I love film noir. The moody scenes, the stock phrases, the sultry femmes fatale. It’s a wonderful transportation to a lost world that probably never really existed.
But subtle? No way.
The characters spiral out of control and, except when Bogart is involved, come to awful, well-deserved and often gruesome ends.
And then we come to 1949 and The Reckless Moment.
This is a noir film where the psychological motivations are much deeper than the usual greed, lust and fear. It’s a film that leaves you with questions, even though it’s not exactly Camus.
The setup is that a mother is being blackmailed for her daughter’s indiscretions after an unfortunate accident kills off the girl’s lover. The mother, far from being innocent, responds foolishly – but we’re never quite certain if the mother’s innocent, wholesome facade afterwards is an act or if it’s coldly calculated to draw in the man who ultimately takes the fall.

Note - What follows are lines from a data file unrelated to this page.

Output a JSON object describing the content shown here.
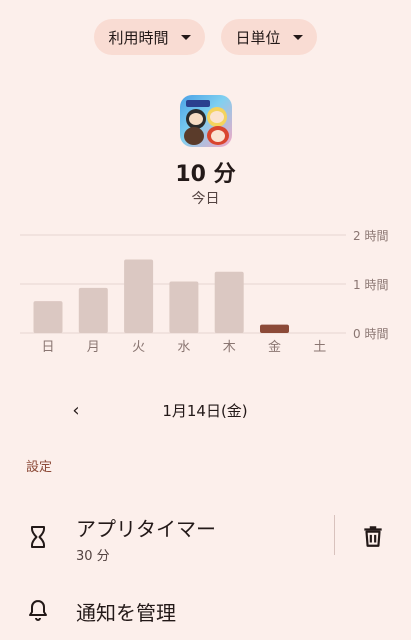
{
  "filters": {
    "metric": {
      "label": "利用時間"
    },
    "granularity": {
      "label": "日単位"
    }
  },
  "app": {
    "icon": "tsum-tsum-app-icon"
  },
  "summary": {
    "usage_time": "10 分",
    "period": "今日"
  },
  "chart_data": {
    "type": "bar",
    "categories": [
      "日",
      "月",
      "火",
      "水",
      "木",
      "金",
      "土"
    ],
    "values": [
      0.65,
      0.92,
      1.5,
      1.05,
      1.25,
      0.17,
      0
    ],
    "unit": "hours",
    "ylim": [
      0,
      2
    ],
    "ytick_values": [
      0,
      1,
      2
    ],
    "ytick_labels": [
      "0 時間",
      "1 時間",
      "2 時間"
    ],
    "highlight_index": 5,
    "colors": {
      "bar": "#dbc8c2",
      "highlight": "#8c4a38",
      "grid": "#e6d6d1"
    },
    "grid": true
  },
  "date_nav": {
    "prev_icon": "chevron-left-icon",
    "prev_glyph": "‹",
    "date": "1月14日(金)"
  },
  "settings": {
    "header": "設定",
    "app_timer": {
      "icon": "hourglass-icon",
      "title": "アプリタイマー",
      "value": "30 分",
      "delete_icon": "trash-icon"
    },
    "notifications": {
      "icon": "bell-icon",
      "title": "通知を管理"
    }
  }
}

The criminal element in this one is an Irish gangster with–in what later becomes a cliché–a heart of gold. In single handedly saving the day, he becomes the sympathetic character, the one socially conscious people point to when the say that people are good, but sometimes their upbringing didn’t give them a chance.
Like Gun Crazy, I wouldn’t call this one noir. It just doesn’t hit the mark. While Gun Crazy misses because it’s too B-movie simplistic, this one misses because of its attempt at sophistication. I would call it a crime drama… but not noir.
As for the film itself, in moving away from the noir formula, I’m not certain it helped its cause. It is both slower and less impactful than the films which share its supposed genre. Decent, but others are better.
Gustavo Bondoni is a novelist and short story writer whose crime thriller Timeless is the story of a journalist who gets involved with forces she can’t quite understand, much less control. It’s sexy and fast-paced and modern… and you can buy it here.